If something like a bone gets stuck in their throat slippery elm gel or syrup can help it on its way through the digestive tract!
How To Give Slippery Elm To Your Pet
But first, a few cautions…
- When you look for a slippery elm product, find one that’s sustainably harvested. Slippery elm is in danger of over-harvesting.
- In rare cases, your pet may be allergic to slippery elm. Signs of allergies may include, hives, swelling, diarrhea, vomiting or itchiness.
- Don’t use it for pregnant dogs.
- Slippery elm can interfere with absorption because of the protective layer it forms. For this reason…it’s best to give slippery elm at least 3 hours away from other supplements.
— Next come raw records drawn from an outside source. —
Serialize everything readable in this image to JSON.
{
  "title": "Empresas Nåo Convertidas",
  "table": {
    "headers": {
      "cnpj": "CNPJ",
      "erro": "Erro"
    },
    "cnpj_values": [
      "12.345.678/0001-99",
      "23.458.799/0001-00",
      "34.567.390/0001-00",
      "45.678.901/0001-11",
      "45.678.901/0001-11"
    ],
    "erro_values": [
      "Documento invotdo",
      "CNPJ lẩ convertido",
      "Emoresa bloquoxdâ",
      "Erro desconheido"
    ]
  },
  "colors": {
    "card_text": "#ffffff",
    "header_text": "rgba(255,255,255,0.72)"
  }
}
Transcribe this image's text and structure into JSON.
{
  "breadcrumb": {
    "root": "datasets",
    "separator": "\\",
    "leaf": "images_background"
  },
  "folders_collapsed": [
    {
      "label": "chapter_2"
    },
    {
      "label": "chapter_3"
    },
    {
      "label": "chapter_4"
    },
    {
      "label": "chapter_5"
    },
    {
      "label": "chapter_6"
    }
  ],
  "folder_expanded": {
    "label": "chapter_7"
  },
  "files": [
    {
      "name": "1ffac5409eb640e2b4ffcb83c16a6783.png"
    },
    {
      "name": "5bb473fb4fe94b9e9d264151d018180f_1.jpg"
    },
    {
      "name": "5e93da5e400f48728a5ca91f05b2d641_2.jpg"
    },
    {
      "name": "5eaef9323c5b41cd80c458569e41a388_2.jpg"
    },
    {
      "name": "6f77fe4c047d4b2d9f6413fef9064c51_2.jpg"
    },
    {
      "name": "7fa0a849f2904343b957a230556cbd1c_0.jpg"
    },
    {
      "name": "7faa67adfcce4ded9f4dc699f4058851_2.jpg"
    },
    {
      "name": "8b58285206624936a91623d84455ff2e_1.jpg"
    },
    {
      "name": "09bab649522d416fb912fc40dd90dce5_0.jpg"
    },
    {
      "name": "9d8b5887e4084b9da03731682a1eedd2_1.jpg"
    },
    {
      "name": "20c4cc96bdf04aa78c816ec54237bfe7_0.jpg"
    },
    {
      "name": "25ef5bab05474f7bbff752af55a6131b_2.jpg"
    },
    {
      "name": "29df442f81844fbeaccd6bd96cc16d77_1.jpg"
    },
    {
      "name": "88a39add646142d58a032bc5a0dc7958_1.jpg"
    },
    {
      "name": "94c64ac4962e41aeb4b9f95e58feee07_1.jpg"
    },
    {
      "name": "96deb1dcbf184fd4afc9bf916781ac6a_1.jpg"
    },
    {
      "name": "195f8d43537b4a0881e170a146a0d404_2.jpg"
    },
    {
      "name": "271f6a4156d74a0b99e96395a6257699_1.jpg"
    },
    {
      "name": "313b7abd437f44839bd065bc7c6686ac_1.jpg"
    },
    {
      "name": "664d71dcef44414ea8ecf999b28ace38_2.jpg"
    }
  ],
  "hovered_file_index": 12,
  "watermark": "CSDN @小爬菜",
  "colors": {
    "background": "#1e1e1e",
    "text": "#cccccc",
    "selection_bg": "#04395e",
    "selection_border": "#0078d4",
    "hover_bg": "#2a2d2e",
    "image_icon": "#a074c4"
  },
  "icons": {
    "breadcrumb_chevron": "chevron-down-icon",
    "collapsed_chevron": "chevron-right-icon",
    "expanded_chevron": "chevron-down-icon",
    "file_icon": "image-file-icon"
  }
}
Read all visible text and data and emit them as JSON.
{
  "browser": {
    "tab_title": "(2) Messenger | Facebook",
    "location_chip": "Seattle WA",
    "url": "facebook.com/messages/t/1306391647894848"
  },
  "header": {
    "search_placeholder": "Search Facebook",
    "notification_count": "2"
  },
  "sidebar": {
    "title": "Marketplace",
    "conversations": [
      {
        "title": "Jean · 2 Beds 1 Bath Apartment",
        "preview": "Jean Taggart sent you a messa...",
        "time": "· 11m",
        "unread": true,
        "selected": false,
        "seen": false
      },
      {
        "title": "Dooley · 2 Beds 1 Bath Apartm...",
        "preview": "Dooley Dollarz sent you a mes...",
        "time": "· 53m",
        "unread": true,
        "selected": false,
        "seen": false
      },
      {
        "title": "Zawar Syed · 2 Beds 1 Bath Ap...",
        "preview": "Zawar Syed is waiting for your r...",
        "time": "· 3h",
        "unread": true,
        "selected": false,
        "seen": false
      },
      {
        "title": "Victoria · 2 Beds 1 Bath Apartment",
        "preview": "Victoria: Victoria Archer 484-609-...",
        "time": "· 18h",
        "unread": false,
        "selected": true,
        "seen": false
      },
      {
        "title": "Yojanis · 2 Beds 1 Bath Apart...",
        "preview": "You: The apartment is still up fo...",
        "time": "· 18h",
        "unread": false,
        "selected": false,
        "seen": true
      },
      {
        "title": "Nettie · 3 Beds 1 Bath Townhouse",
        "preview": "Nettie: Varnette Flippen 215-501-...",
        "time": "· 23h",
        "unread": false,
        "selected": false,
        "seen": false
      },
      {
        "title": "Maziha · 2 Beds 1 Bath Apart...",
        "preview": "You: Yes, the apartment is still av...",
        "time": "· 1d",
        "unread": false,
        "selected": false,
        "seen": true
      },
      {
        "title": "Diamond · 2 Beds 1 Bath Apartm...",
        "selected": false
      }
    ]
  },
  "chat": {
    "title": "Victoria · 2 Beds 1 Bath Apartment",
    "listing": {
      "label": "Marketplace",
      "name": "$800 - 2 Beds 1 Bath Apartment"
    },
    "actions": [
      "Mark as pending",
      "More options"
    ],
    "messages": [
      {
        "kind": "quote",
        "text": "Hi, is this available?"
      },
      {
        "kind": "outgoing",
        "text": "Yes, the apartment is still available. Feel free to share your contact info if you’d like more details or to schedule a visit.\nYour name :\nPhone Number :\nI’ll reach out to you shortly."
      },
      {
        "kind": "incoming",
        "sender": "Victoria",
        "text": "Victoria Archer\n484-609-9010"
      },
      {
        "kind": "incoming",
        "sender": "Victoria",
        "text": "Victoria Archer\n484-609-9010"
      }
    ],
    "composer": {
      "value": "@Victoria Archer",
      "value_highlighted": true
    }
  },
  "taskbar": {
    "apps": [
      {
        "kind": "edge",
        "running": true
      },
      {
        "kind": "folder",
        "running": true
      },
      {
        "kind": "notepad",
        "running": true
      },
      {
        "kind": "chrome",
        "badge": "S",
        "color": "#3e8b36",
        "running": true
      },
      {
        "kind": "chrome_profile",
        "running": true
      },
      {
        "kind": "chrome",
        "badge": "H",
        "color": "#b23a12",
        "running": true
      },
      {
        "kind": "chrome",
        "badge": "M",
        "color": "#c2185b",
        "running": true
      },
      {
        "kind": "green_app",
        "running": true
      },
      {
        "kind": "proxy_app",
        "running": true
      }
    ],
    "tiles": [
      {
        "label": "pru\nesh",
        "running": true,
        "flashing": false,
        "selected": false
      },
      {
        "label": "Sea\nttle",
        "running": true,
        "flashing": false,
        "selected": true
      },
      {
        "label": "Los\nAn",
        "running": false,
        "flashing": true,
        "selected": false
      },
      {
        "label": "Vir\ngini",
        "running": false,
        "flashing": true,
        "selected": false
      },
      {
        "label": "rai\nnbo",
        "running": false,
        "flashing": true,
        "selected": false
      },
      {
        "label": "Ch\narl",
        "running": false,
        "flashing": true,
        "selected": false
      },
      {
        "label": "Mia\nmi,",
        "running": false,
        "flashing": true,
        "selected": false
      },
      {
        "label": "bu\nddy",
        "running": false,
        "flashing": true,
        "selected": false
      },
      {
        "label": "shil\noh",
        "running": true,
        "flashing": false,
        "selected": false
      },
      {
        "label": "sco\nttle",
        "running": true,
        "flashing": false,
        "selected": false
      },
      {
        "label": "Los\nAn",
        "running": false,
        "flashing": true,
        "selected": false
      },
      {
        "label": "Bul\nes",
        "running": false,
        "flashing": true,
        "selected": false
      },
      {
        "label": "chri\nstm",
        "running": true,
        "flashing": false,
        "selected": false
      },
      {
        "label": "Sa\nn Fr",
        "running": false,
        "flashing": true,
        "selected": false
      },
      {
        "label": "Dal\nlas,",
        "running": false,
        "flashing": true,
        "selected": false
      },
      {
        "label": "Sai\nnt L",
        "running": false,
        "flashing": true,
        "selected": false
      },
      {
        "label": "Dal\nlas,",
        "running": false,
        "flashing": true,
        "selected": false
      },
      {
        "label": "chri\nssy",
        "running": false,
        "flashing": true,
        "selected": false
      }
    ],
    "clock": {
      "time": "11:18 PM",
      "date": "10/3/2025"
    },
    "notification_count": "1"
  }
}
Small pet…¼ capsule twice daily
Medium dog…½ capsule twice daily
Large dog…1 capsule once or twice daily
Mix the contents of the capsule into food or some yogurt.
Dosage: Give ¼ tsp of powder for every 10 lbs of body weight.
Mix the powder into food with some type of moisture or some yogurt.
Stir the powder dose (above) into some warm water and let it sit to thicken. You can give this to your pet as-is. If they don't want to eat it, you can syringe it into their mouth.
Mix 1 rounded teaspoon of slippery elm powder in 1 cup cold water. Bring to boil while you stir. Turn down heat, stir and simmer for 2 to 3 minutes.
Remove from heat, add 1 tbsp of honey and let it cool.
Under 25 lbs…1 to 2 tbsp four times daily
25-50 lbs…2 to 4 tbsp four times daily
50 lbs and over…¼ to ½ cup four times daily
Mix equal parts slippery elm powder, FOS (fructo-oligosaccharide) powder and L-Glutamine powder.
Small pet…1 tsp twice daily
Medium dog…2 tsp twice daily
Large dog…3 tsp twice daily
Giant dog…2 capsules daily
L-Glutamine is an amino acid that heals intestinal cells. If you wish to give your dog L-Glutamine alone, give 500 mg per 25 lbs of body weight per day.
For topical use, mix slippery elm powder with hot water to form a paste. Let it cool then spread it on a soft cotton cloth and place it over the affected area.
Alternatively, you can put the powder in cheesecloth or cotton. Tie off the fabric to make a sac and then soak in warm water. Gently press it on the wound until it cools.